[Extracted information]:

* * * * * * * * *

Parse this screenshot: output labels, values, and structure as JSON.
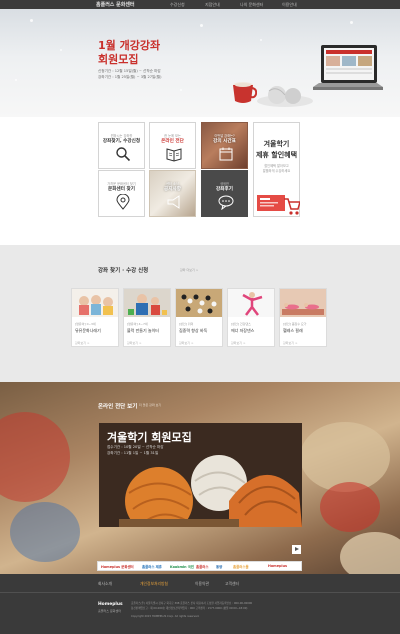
{
  "topnav": {
    "brand": "홈플러스 문화센터",
    "menu": [
      "수강신청",
      "지점안내",
      "나의 문화센터",
      "이용안내"
    ]
  },
  "hero": {
    "title_line1": "1월 개강강좌",
    "title_line2": "회원모집",
    "period1": "신청기간 : 12월 15일(월) ~ 선착순 마감",
    "period2": "강좌기간 : 1월 25일(월) ~ 3월 27일(월)"
  },
  "quick": {
    "search": {
      "sub": "원하시는 강좌를",
      "label": "강좌찾기, 수강신청",
      "icon": "search-icon"
    },
    "intro": {
      "sub": "한 눈에 보는",
      "label": "온라인 전단",
      "icon": "book-icon"
    },
    "schedule": {
      "sub": "이번달 강좌는?",
      "label": "강의 시간표",
      "icon": "calendar-icon"
    },
    "discount": {
      "line1": "겨울학기",
      "line2": "제휴 할인혜택",
      "sub1": "할인혜택 알아보고",
      "sub2": "알뜰하게 수강하세요",
      "icon": "cart-icon"
    },
    "center": {
      "sub": "가까운 문화센터 찾기",
      "label": "문화센터 찾기",
      "icon": "location-icon"
    },
    "notice": {
      "sub": "센터 소식",
      "label": "공지사항",
      "icon": "megaphone-icon"
    },
    "review": {
      "sub": "생생한",
      "label": "강좌후기",
      "icon": "chat-icon"
    }
  },
  "courses": {
    "title": "강좌 찾기 · 수강 신청",
    "subtitle": "강좌 더보기 >",
    "cards": [
      {
        "cat": "[영유아] 0~3세",
        "name": "뮤뮤문화나래기",
        "meta": "강좌보기 >"
      },
      {
        "cat": "[영유아] 4~7세",
        "name": "블럭 만들기 놀이터",
        "meta": "강좌보기 >"
      },
      {
        "cat": "[성인] 취미",
        "name": "집중력 향상 바둑",
        "meta": "강좌보기 >"
      },
      {
        "cat": "[성인] 건강댄스",
        "name": "에너 저장댄스",
        "meta": "강좌보기 >"
      },
      {
        "cat": "[성인] 몸장수 요가",
        "name": "헬레스 필래",
        "meta": "강좌보기 >"
      }
    ]
  },
  "lecture": {
    "title": "온라인 전단 보기",
    "subtitle": "더 많은 강좌 보기",
    "video_title": "겨울학기 회원모집",
    "video_line1": "접수기간 : 10월 20일 ~ 선착순 마감",
    "video_line2": "강좌기간 : 11월 1일 ~ 1월 31일"
  },
  "partners": [
    "Homeplus 문화센터",
    "홈플러스 제휴",
    "Kookmin 국민",
    "홈플러스",
    "동양",
    "홈플러스몰",
    "Homeplus"
  ],
  "footer": {
    "menu": [
      "회사소개",
      "개인정보처리방침",
      "이용약관",
      "고객센터"
    ],
    "logo": "Homeplus",
    "logo_sub": "홈플러스 문화센터",
    "address": [
      "홈플러스(주) 서울특별시 강서구 화곡로 398 홈플러스 본사 대표이사 도성환 사업자등록번호 : 000-00-00000",
      "통신판매업신고 : 제 00-000호 개인정보관리책임자 : 000 고객센터 : 1577-0000 (평일 09:00~18:00)",
      "Copyright 2015 HOMEPLUS Corp. All rights reserved."
    ]
  },
  "colors": {
    "accent": "#c9302c",
    "dark": "#3b3b3b",
    "footer_accent": "#e8a23a"
  }
}
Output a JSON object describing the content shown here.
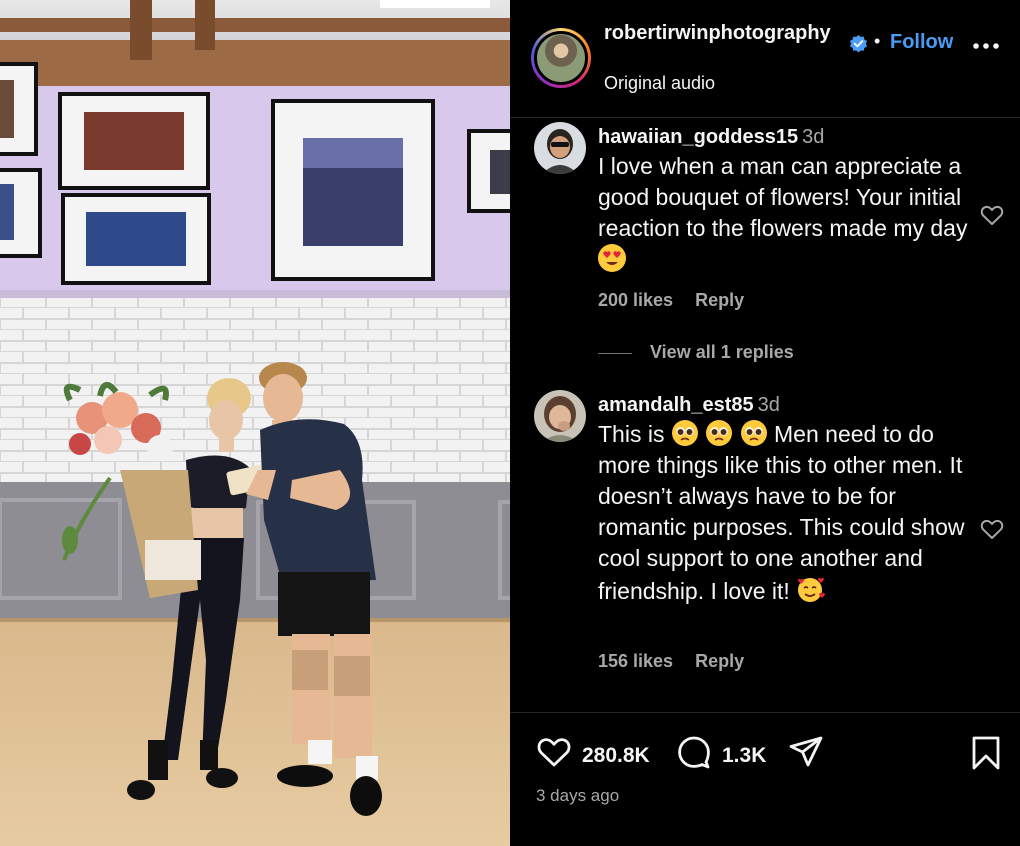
{
  "post": {
    "username": "robertirwinphotography",
    "follow_label": "Follow",
    "separator": "•",
    "audio": "Original audio",
    "verified_color": "#4a9cf5"
  },
  "comments": [
    {
      "username": "hawaiian_goddess15",
      "time": "3d",
      "text": "I love when a man can appreciate a good bouquet of flowers! Your initial reaction to the flowers made my day",
      "emoji": [
        "heart-eyes-emoji"
      ],
      "likes": "200 likes",
      "reply_label": "Reply"
    },
    {
      "username": "amandalh_est85",
      "time": "3d",
      "text_before": "This is",
      "emoji": [
        "pleading-face-emoji",
        "pleading-face-emoji",
        "pleading-face-emoji",
        "smiling-face-with-hearts-emoji"
      ],
      "text_after": "Men need to do more things like this to other men. It doesn’t always have to be for romantic purposes. This could show cool support to one another and friendship. I love it!",
      "likes": "156 likes",
      "reply_label": "Reply"
    }
  ],
  "view_replies": "View all 1 replies",
  "actions": {
    "like_count": "280.8K",
    "comment_count": "1.3K",
    "icons": [
      "heart-icon",
      "comment-icon",
      "share-icon",
      "bookmark-icon"
    ]
  },
  "post_time": "3 days ago",
  "colors": {
    "background": "#000000",
    "text": "#f5f5f5",
    "muted": "#a8a8a8",
    "accent": "#4a9cf5",
    "wall": "#d8c9ec"
  }
}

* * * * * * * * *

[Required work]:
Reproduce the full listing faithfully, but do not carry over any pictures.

[Reply]:
Parse this screenshot: output labels, values, and structure as JSON.
{
  "topnav": {
    "brand": "홈플러스 문화센터",
    "menu": [
      "수강신청",
      "지점안내",
      "나의 문화센터",
      "이용안내"
    ]
  },
  "hero": {
    "title_line1": "1월 개강강좌",
    "title_line2": "회원모집",
    "period1": "신청기간 : 12월 15일(월) ~ 선착순 마감",
    "period2": "강좌기간 : 1월 25일(월) ~ 3월 27일(월)"
  },
  "quick": {
    "search": {
      "sub": "원하시는 강좌를",
      "label": "강좌찾기, 수강신청",
      "icon": "search-icon"
    },
    "intro": {
      "sub": "한 눈에 보는",
      "label": "온라인 전단",
      "icon": "book-icon"
    },
    "schedule": {
      "sub": "이번달 강좌는?",
      "label": "강의 시간표",
      "icon": "calendar-icon"
    },
    "discount": {
      "line1": "겨울학기",
      "line2": "제휴 할인혜택",
      "sub1": "할인혜택 알아보고",
      "sub2": "알뜰하게 수강하세요",
      "icon": "cart-icon"
    },
    "center": {
      "sub": "가까운 문화센터 찾기",
      "label": "문화센터 찾기",
      "icon": "location-icon"
    },
    "notice": {
      "sub": "센터 소식",
      "label": "공지사항",
      "icon": "megaphone-icon"
    },
    "review": {
      "sub": "생생한",
      "label": "강좌후기",
      "icon": "chat-icon"
    }
  },
  "courses": {
    "title": "강좌 찾기 · 수강 신청",
    "subtitle": "강좌 더보기 >",
    "cards": [
      {
        "cat": "[영유아] 0~3세",
        "name": "뮤뮤문화나래기",
        "meta": "강좌보기 >"
      },
      {
        "cat": "[영유아] 4~7세",
        "name": "블럭 만들기 놀이터",
        "meta": "강좌보기 >"
      },
      {
        "cat": "[성인] 취미",
        "name": "집중력 향상 바둑",
        "meta": "강좌보기 >"
      },
      {
        "cat": "[성인] 건강댄스",
        "name": "에너 저장댄스",
        "meta": "강좌보기 >"
      },
      {
        "cat": "[성인] 몸장수 요가",
        "name": "헬레스 필래",
        "meta": "강좌보기 >"
      }
    ]
  },
  "lecture": {
    "title": "온라인 전단 보기",
    "subtitle": "더 많은 강좌 보기",
    "video_title": "겨울학기 회원모집",
    "video_line1": "접수기간 : 10월 20일 ~ 선착순 마감",
    "video_line2": "강좌기간 : 11월 1일 ~ 1월 31일"
  },
  "partners": [
    "Homeplus 문화센터",
    "홈플러스 제휴",
    "Kookmin 국민",
    "홈플러스",
    "동양",
    "홈플러스몰",
    "Homeplus"
  ],
  "footer": {
    "menu": [
      "회사소개",
      "개인정보처리방침",
      "이용약관",
      "고객센터"
    ],
    "logo": "Homeplus",
    "logo_sub": "홈플러스 문화센터",
    "address": [
      "홈플러스(주) 서울특별시 강서구 화곡로 398 홈플러스 본사 대표이사 도성환 사업자등록번호 : 000-00-00000",
      "통신판매업신고 : 제 00-000호 개인정보관리책임자 : 000 고객센터 : 1577-0000 (평일 09:00~18:00)",
      "Copyright 2015 HOMEPLUS Corp. All rights reserved."
    ]
  },
  "colors": {
    "accent": "#c9302c",
    "dark": "#3b3b3b",
    "footer_accent": "#e8a23a"
  }
}
Output a JSON object describing the content shown here.
{
  "post": {
    "username": "robertirwinphotography",
    "follow_label": "Follow",
    "separator": "•",
    "audio": "Original audio",
    "verified_color": "#4a9cf5"
  },
  "comments": [
    {
      "username": "hawaiian_goddess15",
      "time": "3d",
      "text": "I love when a man can appreciate a good bouquet of flowers! Your initial reaction to the flowers made my day",
      "emoji": [
        "heart-eyes-emoji"
      ],
      "likes": "200 likes",
      "reply_label": "Reply"
    },
    {
      "username": "amandalh_est85",
      "time": "3d",
      "text_before": "This is",
      "emoji": [
        "pleading-face-emoji",
        "pleading-face-emoji",
        "pleading-face-emoji",
        "smiling-face-with-hearts-emoji"
      ],
      "text_after": "Men need to do more things like this to other men. It doesn’t always have to be for romantic purposes. This could show cool support to one another and friendship. I love it!",
      "likes": "156 likes",
      "reply_label": "Reply"
    }
  ],
  "view_replies": "View all 1 replies",
  "actions": {
    "like_count": "280.8K",
    "comment_count": "1.3K",
    "icons": [
      "heart-icon",
      "comment-icon",
      "share-icon",
      "bookmark-icon"
    ]
  },
  "post_time": "3 days ago",
  "colors": {
    "background": "#000000",
    "text": "#f5f5f5",
    "muted": "#a8a8a8",
    "accent": "#4a9cf5",
    "wall": "#d8c9ec"
  }
}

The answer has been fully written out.